"There are bandits in these parts, Tegrin," said Duncan, "if you mean to camp here, we shall have to keep watch through the night."
"Yes, well, you're the Grey Wardens," the dwarf said dismissively.
"Somehow I thought it would fall to us," Duncan said with the wry smile that she had seen on his face so often already. He was a striking man, his skin nearly as dark as Neria’s own, and with a glossy black beard and long hair that he tied in a bun behind his head. A few wrinkles and streaks of grey in the beard let her peg his age at closer forty than thirty. Irving had introduced him to her as the Commander of the Grey Wardens in Ferelden – it had been the day after she had passed the Harrowing and attained the rank of a full-fledged Mage of the Circle. She had spoken to him a little, curious about the rumours of a Blight starting in the south, and flirted a little too, overtures he had gently rebuffed. The Wardens were an order of Knights spanning almost every country in Thedas, with a headquarters far away in the Anderfels, their sole mission being to stand against the darkspawn wherever they should emerge. They also had the right to recruit anyone to their cause, whether a condemned murderer or a King – a right they used rarely and only in extraordinary cases, for as Duncan told her, it was a power best used sparingly.
He had used it to save her. When she, Jowan and Lily had emerged from the Tower storehouse with the stolen vial of Jowan’s blood, retrieved so that he could escape without being tracked down, Duncan and Irving had stood there with the Templars. Even as Neria had tried to protest their innocence, or at least repentance, the Templars moved in to strike them down and Jowan had reacted with extreme force, cutting his hand and turning the energy released into a wave of force that left them all prone on the floor, with two of the Templar dead.

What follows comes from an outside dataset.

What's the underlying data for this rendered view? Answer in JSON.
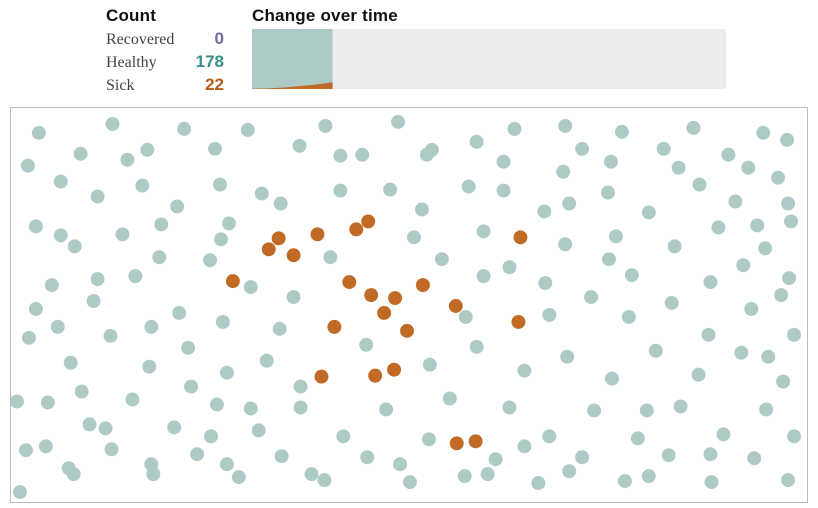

That was the last she had seen of Jowan.
In a daze, she saw Knight Commander Gregoir clap irons on Lily and move to do the same to her. She had held out her hand helplessly, knowing that it was over, her dreams, her life as she knew it was over, that only death or the Rite of Tranquility awaited her, when Duncan’s voice had rung out:

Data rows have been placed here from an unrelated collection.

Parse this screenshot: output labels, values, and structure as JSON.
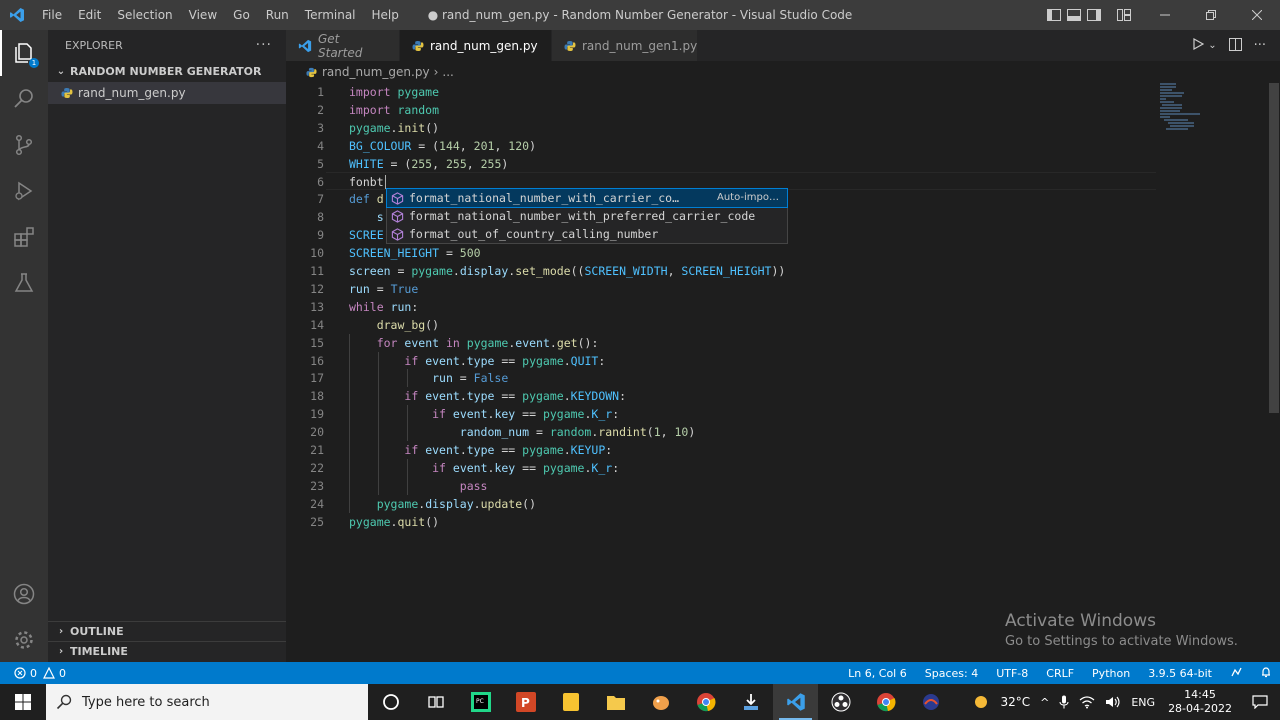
{
  "window": {
    "title": "● rand_num_gen.py - Random Number Generator - Visual Studio Code",
    "menu": [
      "File",
      "Edit",
      "Selection",
      "View",
      "Go",
      "Run",
      "Terminal",
      "Help"
    ]
  },
  "sidebar": {
    "header": "EXPLORER",
    "more": "···",
    "folder": "RANDOM NUMBER GENERATOR",
    "file": "rand_num_gen.py",
    "outline": "OUTLINE",
    "timeline": "TIMELINE"
  },
  "tabs": [
    {
      "label": "Get Started",
      "icon": "vscode-icon"
    },
    {
      "label": "rand_num_gen.py",
      "icon": "python-icon"
    },
    {
      "label": "rand_num_gen1.py",
      "icon": "python-icon"
    }
  ],
  "breadcrumb": {
    "file": "rand_num_gen.py",
    "sep": "›",
    "rest": "..."
  },
  "editor": {
    "line_numbers": [
      "1",
      "2",
      "3",
      "4",
      "5",
      "6",
      "7",
      "8",
      "9",
      "10",
      "11",
      "12",
      "13",
      "14",
      "15",
      "16",
      "17",
      "18",
      "19",
      "20",
      "21",
      "22",
      "23",
      "24",
      "25"
    ],
    "lines": [
      [
        {
          "t": "import",
          "c": "kw"
        },
        {
          "t": " "
        },
        {
          "t": "pygame",
          "c": "mod"
        }
      ],
      [
        {
          "t": "import",
          "c": "kw"
        },
        {
          "t": " "
        },
        {
          "t": "random",
          "c": "mod"
        }
      ],
      [
        {
          "t": "pygame",
          "c": "mod"
        },
        {
          "t": "."
        },
        {
          "t": "init",
          "c": "fn"
        },
        {
          "t": "()"
        }
      ],
      [
        {
          "t": "BG_COLOUR",
          "c": "const"
        },
        {
          "t": " = ("
        },
        {
          "t": "144",
          "c": "num"
        },
        {
          "t": ", "
        },
        {
          "t": "201",
          "c": "num"
        },
        {
          "t": ", "
        },
        {
          "t": "120",
          "c": "num"
        },
        {
          "t": ")"
        }
      ],
      [
        {
          "t": "WHITE",
          "c": "const"
        },
        {
          "t": " = ("
        },
        {
          "t": "255",
          "c": "num"
        },
        {
          "t": ", "
        },
        {
          "t": "255",
          "c": "num"
        },
        {
          "t": ", "
        },
        {
          "t": "255",
          "c": "num"
        },
        {
          "t": ")"
        }
      ],
      [
        {
          "t": "fonbt",
          "c": "plain"
        }
      ],
      [
        {
          "t": "def",
          "c": "bool"
        },
        {
          "t": " "
        },
        {
          "t": "d",
          "c": "fn"
        }
      ],
      [
        {
          "t": "    "
        },
        {
          "t": "s",
          "c": "var"
        }
      ],
      [
        {
          "t": "SCREE",
          "c": "const"
        }
      ],
      [
        {
          "t": "SCREEN_HEIGHT",
          "c": "const"
        },
        {
          "t": " = "
        },
        {
          "t": "500",
          "c": "num"
        }
      ],
      [
        {
          "t": "screen",
          "c": "var"
        },
        {
          "t": " = "
        },
        {
          "t": "pygame",
          "c": "mod"
        },
        {
          "t": "."
        },
        {
          "t": "display",
          "c": "var"
        },
        {
          "t": "."
        },
        {
          "t": "set_mode",
          "c": "fn"
        },
        {
          "t": "(("
        },
        {
          "t": "SCREEN_WIDTH",
          "c": "const"
        },
        {
          "t": ", "
        },
        {
          "t": "SCREEN_HEIGHT",
          "c": "const"
        },
        {
          "t": "))"
        }
      ],
      [
        {
          "t": "run",
          "c": "var"
        },
        {
          "t": " = "
        },
        {
          "t": "True",
          "c": "bool"
        }
      ],
      [
        {
          "t": "while",
          "c": "kw"
        },
        {
          "t": " "
        },
        {
          "t": "run",
          "c": "var"
        },
        {
          "t": ":"
        }
      ],
      [
        {
          "t": "    "
        },
        {
          "t": "draw_bg",
          "c": "fn"
        },
        {
          "t": "()"
        }
      ],
      [
        {
          "t": "    "
        },
        {
          "t": "for",
          "c": "kw"
        },
        {
          "t": " "
        },
        {
          "t": "event",
          "c": "var"
        },
        {
          "t": " "
        },
        {
          "t": "in",
          "c": "kw"
        },
        {
          "t": " "
        },
        {
          "t": "pygame",
          "c": "mod"
        },
        {
          "t": "."
        },
        {
          "t": "event",
          "c": "var"
        },
        {
          "t": "."
        },
        {
          "t": "get",
          "c": "fn"
        },
        {
          "t": "():"
        }
      ],
      [
        {
          "t": "        "
        },
        {
          "t": "if",
          "c": "kw"
        },
        {
          "t": " "
        },
        {
          "t": "event",
          "c": "var"
        },
        {
          "t": "."
        },
        {
          "t": "type",
          "c": "var"
        },
        {
          "t": " == "
        },
        {
          "t": "pygame",
          "c": "mod"
        },
        {
          "t": "."
        },
        {
          "t": "QUIT",
          "c": "const"
        },
        {
          "t": ":"
        }
      ],
      [
        {
          "t": "            "
        },
        {
          "t": "run",
          "c": "var"
        },
        {
          "t": " = "
        },
        {
          "t": "False",
          "c": "bool"
        }
      ],
      [
        {
          "t": "        "
        },
        {
          "t": "if",
          "c": "kw"
        },
        {
          "t": " "
        },
        {
          "t": "event",
          "c": "var"
        },
        {
          "t": "."
        },
        {
          "t": "type",
          "c": "var"
        },
        {
          "t": " == "
        },
        {
          "t": "pygame",
          "c": "mod"
        },
        {
          "t": "."
        },
        {
          "t": "KEYDOWN",
          "c": "const"
        },
        {
          "t": ":"
        }
      ],
      [
        {
          "t": "            "
        },
        {
          "t": "if",
          "c": "kw"
        },
        {
          "t": " "
        },
        {
          "t": "event",
          "c": "var"
        },
        {
          "t": "."
        },
        {
          "t": "key",
          "c": "var"
        },
        {
          "t": " == "
        },
        {
          "t": "pygame",
          "c": "mod"
        },
        {
          "t": "."
        },
        {
          "t": "K_r",
          "c": "const"
        },
        {
          "t": ":"
        }
      ],
      [
        {
          "t": "                "
        },
        {
          "t": "random_num",
          "c": "var"
        },
        {
          "t": " = "
        },
        {
          "t": "random",
          "c": "mod"
        },
        {
          "t": "."
        },
        {
          "t": "randint",
          "c": "fn"
        },
        {
          "t": "("
        },
        {
          "t": "1",
          "c": "num"
        },
        {
          "t": ", "
        },
        {
          "t": "10",
          "c": "num"
        },
        {
          "t": ")"
        }
      ],
      [
        {
          "t": "        "
        },
        {
          "t": "if",
          "c": "kw"
        },
        {
          "t": " "
        },
        {
          "t": "event",
          "c": "var"
        },
        {
          "t": "."
        },
        {
          "t": "type",
          "c": "var"
        },
        {
          "t": " == "
        },
        {
          "t": "pygame",
          "c": "mod"
        },
        {
          "t": "."
        },
        {
          "t": "KEYUP",
          "c": "const"
        },
        {
          "t": ":"
        }
      ],
      [
        {
          "t": "            "
        },
        {
          "t": "if",
          "c": "kw"
        },
        {
          "t": " "
        },
        {
          "t": "event",
          "c": "var"
        },
        {
          "t": "."
        },
        {
          "t": "key",
          "c": "var"
        },
        {
          "t": " == "
        },
        {
          "t": "pygame",
          "c": "mod"
        },
        {
          "t": "."
        },
        {
          "t": "K_r",
          "c": "const"
        },
        {
          "t": ":"
        }
      ],
      [
        {
          "t": "                "
        },
        {
          "t": "pass",
          "c": "kw"
        }
      ],
      [
        {
          "t": "    "
        },
        {
          "t": "pygame",
          "c": "mod"
        },
        {
          "t": "."
        },
        {
          "t": "display",
          "c": "var"
        },
        {
          "t": "."
        },
        {
          "t": "update",
          "c": "fn"
        },
        {
          "t": "()"
        }
      ],
      [
        {
          "t": "pygame",
          "c": "mod"
        },
        {
          "t": "."
        },
        {
          "t": "quit",
          "c": "fn"
        },
        {
          "t": "()"
        }
      ]
    ]
  },
  "suggest": {
    "items": [
      "format_national_number_with_carrier_co…",
      "format_national_number_with_preferred_carrier_code",
      "format_out_of_country_calling_number"
    ],
    "detail": "Auto-impo…"
  },
  "watermark": {
    "title": "Activate Windows",
    "subtitle": "Go to Settings to activate Windows."
  },
  "statusbar": {
    "errors": "0",
    "warnings": "0",
    "position": "Ln 6, Col 6",
    "spaces": "Spaces: 4",
    "encoding": "UTF-8",
    "eol": "CRLF",
    "language": "Python",
    "interpreter": "3.9.5 64-bit"
  },
  "taskbar": {
    "search_placeholder": "Type here to search",
    "temperature": "32°C",
    "language": "ENG",
    "time": "14:45",
    "date": "28-04-2022"
  },
  "colors": {
    "accent": "#007acc",
    "editor_bg": "#1e1e1e",
    "sidebar_bg": "#252526"
  }
}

“I’ll take her for the Grey Wardens.”
She blushed, hoping it did not show on her cheek. She had not really thought about what that meant, the fact that he had used that power to save her when he could have recruited a much more powerful mage, a more experienced one, like Uldred, or Irving himself, or even Wynne.
"I'll take first watch," she volunteered.

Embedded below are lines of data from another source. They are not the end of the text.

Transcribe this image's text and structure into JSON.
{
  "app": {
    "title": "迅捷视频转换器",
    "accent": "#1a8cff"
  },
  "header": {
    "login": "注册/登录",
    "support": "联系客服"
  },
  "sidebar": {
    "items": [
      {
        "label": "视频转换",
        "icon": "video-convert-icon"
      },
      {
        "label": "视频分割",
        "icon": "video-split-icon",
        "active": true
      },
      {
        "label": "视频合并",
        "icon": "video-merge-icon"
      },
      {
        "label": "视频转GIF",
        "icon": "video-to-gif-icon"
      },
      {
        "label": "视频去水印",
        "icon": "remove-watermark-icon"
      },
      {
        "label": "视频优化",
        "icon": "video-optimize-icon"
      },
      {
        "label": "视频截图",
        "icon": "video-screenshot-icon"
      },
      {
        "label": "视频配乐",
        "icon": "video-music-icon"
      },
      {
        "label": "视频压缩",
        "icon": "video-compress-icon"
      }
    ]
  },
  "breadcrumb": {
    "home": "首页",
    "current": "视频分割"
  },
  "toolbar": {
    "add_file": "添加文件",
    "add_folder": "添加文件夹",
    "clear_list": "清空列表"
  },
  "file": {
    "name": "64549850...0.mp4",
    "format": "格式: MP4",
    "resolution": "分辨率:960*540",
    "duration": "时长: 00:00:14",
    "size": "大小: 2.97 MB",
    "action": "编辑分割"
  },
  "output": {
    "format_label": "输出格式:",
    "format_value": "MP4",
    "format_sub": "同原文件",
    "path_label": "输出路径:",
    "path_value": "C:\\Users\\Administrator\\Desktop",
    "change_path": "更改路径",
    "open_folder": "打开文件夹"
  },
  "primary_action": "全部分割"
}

The others stared.
"You, but you're…" began Cogren.
"You'll find the girl quite capable of keeping watch, young man," Duncan said, before she could respond, "so that's settled, then."
She gave a little sigh as Cogren left to make his tent and another for his mother. Tegrin was taking the oxen to graze and Duncan sipped some brandy from a stone bottle quietly. She had not slept at night anyway. She dreamed of Jowan all too often, reliving those moments, breaking into the vaults, the creatures she had had to fight down there, spiders and animated skeletons and possessed suits of armour…
“Why me, Duncan?” she asked. “Why did you save me?”
He squinted towards her.
“I don’t know,” he said. “I saw a younger girl about to be pilloried for the crime of loyalty to a friend and I thought the Grey Wardens could do with some of that. Loyalty is all we have, young Surana. Loyalty and commitment. The Blight, unchecked, devastates everything. It renders the land fallow, it makes the people into ghouls and the animals in dread manifestations of themselves. It is an evil that needs to be fought, and only we – only we can truly end it.”
“What does that mean?”
“You’ll know when the time is right,” he responded, and then walked away to put up his tent, leaving her pouting.
She discarded the fur as she moved closer to the fire. It had been suffocating her anyway. Warmth and a reason to stay awake. That was worth something.
[Anything you might recognise from playing Dragon Age: Origins is (c) BioWare. This work is not intended to earn any profit or make any money.]
NEXT CHAPTER - TO OSTAGAR
[Anything you might recognise from playing Dragon Age: Origins is (c) BioWare. This work is not intended to earn any profit or make any money.]
NEXT CHAPTER - TO OSTAGAR